18 January 2011

Old Lutheran Quote of the Day

Not that we offer the sacrament, but that by our praise, prayer, and sacrifice we move him and give him occasion to offer himself for us in heaven and ourselves with him.  -- Blessed Martin Luther, Treasury, p. 1129.


Phil said...

"...offer himself for us in heaven..."

I remember reading this passage and not knowing what to make of it. Is the Church's eucharistic "praying" that which moves Christ and gives him this "occasion?" How would you explain the connection between Christ's "occasioned" offering and the Consecration in the Liturgy?

William Weedon said...

I think Gerhard explains Luther best here:

In the celebration of the Eucharist ‘we proclaim the Lord’s death’ (1 Cor. 11:26) and pray that God would be merciful to us on account of that holy and immaculate sacrifice completed on the cross and on account of that holy Victim which is certainly present in the Eucharist…. That he would in kindness receive and grant a place to the rational and spiritual oblation of our prayer. (Confessio Catholica, vol II, par II, arti xiv, cap. I, ekthesis 6, 1200-1201)
It is clear that the sacrifice takes place in heaven, not on earth, inasmuch as the death and passion of God’s beloved Son is offered to God the Father by way of commemoration… In the Christian sacrifice there is no victim except the real and substantial body of Christ, and in the same way there is no true priest except Christ Himself. Hence, this sacrifice once offered on the cross takes place continually in an unseen fashion in heaven by way of commemoration, when Christ offers to His Father on our behalf His sufferings of the past, especially when we are applying ourselves to the sacred mysteries, and this is the ‘unbloody sacrifice’ which is carried out in heaven. (1204)

Phil said...

So the connection between the Consecration and Christ's self-offering in heaven is simply coincidental and simultaneous, with no other link (causal in one direction or the other, for example)?

William Weedon said...

I wouldn't say causal, but I would say that it connects the two together.

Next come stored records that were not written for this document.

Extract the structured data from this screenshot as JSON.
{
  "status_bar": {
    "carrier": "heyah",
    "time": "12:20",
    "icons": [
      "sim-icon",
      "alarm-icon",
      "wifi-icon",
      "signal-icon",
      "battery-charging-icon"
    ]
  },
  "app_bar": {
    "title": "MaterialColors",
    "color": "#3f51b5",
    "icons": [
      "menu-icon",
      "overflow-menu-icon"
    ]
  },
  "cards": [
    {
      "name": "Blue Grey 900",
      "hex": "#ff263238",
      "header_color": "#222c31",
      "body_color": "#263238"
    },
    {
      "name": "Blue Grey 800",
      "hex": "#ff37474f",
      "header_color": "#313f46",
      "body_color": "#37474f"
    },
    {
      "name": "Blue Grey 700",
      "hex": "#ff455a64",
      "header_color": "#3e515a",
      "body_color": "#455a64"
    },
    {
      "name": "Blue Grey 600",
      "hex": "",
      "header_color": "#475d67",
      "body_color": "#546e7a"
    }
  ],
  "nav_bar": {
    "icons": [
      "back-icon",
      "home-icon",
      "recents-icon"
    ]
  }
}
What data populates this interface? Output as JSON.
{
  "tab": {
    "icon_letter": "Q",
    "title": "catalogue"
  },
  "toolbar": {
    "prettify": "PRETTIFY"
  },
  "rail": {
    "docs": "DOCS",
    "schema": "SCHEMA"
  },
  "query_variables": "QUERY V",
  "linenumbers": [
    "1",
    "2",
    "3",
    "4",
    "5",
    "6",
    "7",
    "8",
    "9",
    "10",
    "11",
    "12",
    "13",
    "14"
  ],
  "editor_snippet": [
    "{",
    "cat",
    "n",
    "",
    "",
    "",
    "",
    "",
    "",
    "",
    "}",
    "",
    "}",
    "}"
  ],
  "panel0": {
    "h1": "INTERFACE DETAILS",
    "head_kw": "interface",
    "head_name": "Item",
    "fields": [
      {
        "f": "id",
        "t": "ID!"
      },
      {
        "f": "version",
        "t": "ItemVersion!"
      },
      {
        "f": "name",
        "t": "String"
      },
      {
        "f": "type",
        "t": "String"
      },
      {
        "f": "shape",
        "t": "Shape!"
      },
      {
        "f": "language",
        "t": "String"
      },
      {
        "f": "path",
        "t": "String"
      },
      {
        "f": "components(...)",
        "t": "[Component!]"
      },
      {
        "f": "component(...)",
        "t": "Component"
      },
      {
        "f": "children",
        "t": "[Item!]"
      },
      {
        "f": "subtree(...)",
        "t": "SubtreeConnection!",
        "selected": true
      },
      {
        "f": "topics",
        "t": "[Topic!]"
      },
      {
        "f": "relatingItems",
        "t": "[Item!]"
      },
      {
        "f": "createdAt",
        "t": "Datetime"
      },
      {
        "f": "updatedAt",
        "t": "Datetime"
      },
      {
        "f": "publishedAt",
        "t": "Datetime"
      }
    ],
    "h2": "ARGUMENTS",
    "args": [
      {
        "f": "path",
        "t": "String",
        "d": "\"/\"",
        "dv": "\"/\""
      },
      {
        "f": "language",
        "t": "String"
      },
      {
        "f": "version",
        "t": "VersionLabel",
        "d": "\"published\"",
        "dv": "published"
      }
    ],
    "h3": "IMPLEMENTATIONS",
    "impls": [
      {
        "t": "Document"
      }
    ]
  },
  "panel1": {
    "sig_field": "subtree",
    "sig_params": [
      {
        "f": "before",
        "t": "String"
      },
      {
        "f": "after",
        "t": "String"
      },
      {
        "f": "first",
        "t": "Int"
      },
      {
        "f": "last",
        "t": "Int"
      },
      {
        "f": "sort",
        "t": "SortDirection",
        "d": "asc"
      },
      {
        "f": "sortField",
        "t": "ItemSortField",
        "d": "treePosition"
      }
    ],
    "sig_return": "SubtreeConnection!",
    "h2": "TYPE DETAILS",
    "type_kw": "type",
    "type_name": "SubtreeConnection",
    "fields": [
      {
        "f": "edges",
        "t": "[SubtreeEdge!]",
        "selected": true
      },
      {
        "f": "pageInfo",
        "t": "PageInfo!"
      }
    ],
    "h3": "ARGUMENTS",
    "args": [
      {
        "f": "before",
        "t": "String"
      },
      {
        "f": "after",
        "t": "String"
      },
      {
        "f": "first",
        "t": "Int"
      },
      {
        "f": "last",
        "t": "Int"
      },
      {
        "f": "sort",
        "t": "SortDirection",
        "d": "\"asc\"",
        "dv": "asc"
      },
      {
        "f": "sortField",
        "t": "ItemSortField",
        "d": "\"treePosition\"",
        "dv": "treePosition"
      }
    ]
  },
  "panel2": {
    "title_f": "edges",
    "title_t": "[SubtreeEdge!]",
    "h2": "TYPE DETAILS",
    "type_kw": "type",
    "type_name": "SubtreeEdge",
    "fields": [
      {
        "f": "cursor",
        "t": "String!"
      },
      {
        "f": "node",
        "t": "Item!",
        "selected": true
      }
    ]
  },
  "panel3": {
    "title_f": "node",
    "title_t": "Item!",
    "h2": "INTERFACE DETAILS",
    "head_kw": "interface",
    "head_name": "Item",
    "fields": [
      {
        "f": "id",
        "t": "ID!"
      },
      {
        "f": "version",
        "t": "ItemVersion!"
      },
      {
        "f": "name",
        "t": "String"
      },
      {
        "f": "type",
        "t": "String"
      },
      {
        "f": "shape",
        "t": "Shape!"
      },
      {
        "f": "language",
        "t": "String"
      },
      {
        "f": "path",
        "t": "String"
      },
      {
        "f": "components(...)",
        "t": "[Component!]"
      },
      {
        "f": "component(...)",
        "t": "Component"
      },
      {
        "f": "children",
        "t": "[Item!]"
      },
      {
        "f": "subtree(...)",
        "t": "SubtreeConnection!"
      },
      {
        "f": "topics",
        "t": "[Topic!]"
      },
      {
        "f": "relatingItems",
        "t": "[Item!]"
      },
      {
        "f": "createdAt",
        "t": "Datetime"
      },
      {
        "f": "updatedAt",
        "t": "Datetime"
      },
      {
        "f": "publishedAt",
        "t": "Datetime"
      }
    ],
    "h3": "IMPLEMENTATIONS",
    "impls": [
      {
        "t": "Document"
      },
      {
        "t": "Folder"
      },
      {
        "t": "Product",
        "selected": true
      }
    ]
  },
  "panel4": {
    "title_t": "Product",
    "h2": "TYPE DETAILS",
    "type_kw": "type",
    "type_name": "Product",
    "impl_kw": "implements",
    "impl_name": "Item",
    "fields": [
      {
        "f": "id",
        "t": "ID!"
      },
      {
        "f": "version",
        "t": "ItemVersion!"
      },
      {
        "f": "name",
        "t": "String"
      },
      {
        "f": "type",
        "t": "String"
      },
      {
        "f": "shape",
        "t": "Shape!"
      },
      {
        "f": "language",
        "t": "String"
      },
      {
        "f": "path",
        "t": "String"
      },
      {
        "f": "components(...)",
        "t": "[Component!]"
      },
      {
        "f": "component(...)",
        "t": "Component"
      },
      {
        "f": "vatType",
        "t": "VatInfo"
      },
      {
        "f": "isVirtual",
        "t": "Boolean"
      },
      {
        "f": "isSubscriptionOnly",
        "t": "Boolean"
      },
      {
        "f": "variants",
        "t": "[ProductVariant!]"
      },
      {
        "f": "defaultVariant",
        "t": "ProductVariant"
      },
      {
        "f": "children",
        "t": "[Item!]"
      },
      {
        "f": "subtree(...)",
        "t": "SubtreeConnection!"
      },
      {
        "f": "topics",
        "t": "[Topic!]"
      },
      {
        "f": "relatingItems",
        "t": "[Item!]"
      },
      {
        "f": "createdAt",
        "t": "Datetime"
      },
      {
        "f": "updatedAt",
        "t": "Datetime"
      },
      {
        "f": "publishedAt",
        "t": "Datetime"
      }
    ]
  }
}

What's happening on earth comes into sync with what our Lord constantly does in heaven.

Phil said...

Ah, so just as Christ willed to sacrifice Himself on Calvary, He also willed to institute the eating of His Body and His Blood as sacrificial Victim, then? Eternal offering in heaven, and ongoing observation on earth? The unity of the two is then in the will of God?

The more I've thought about prayer, the more confused I am about it. Why do we pray? How does prayer move God? Is prayer a good work that God has commanded (Law) or is it something that God has instituted and therefore has attached promises to (Gospel), or is it both in different ways? Isn't the pastor's earthly liturgical consecration according to Christ's institution both Law and Gospel in different ways? If so, aren't attacks on Eucharistic Prayers as not "pure Gospel" (i.e. NO LAW WORKING HERE!) totally misguided?

Must we say that the Elevation is only proclamation, or can it also be to "hold up to God His commandment and promise" (LC)?

I wonder whether Rome's error isn't that they effectively say that certain things are Law and Gospel in the same way. On the other hand, a rigorist sacramental/sacrificial distinction will attempt to say that certain liturgical acts are Gospel and never Law, or vice versa. Perhaps the key is to say that certain liturgical components are both Law and Gospel (sacrificial / sacramental) but in utterly distinct ways?

William Weedon said...


I came to great peace when I stopped trying to understand prayer, and just began to practice it. I don't need to understand something that I cannot fathom. The Son prays. The Spirit prays. The Church prays. And in all we lift up the pain and grief and joys and thanksgivings of all the world to the holy Father. I don't know why it works or how it works; but I do know that it works.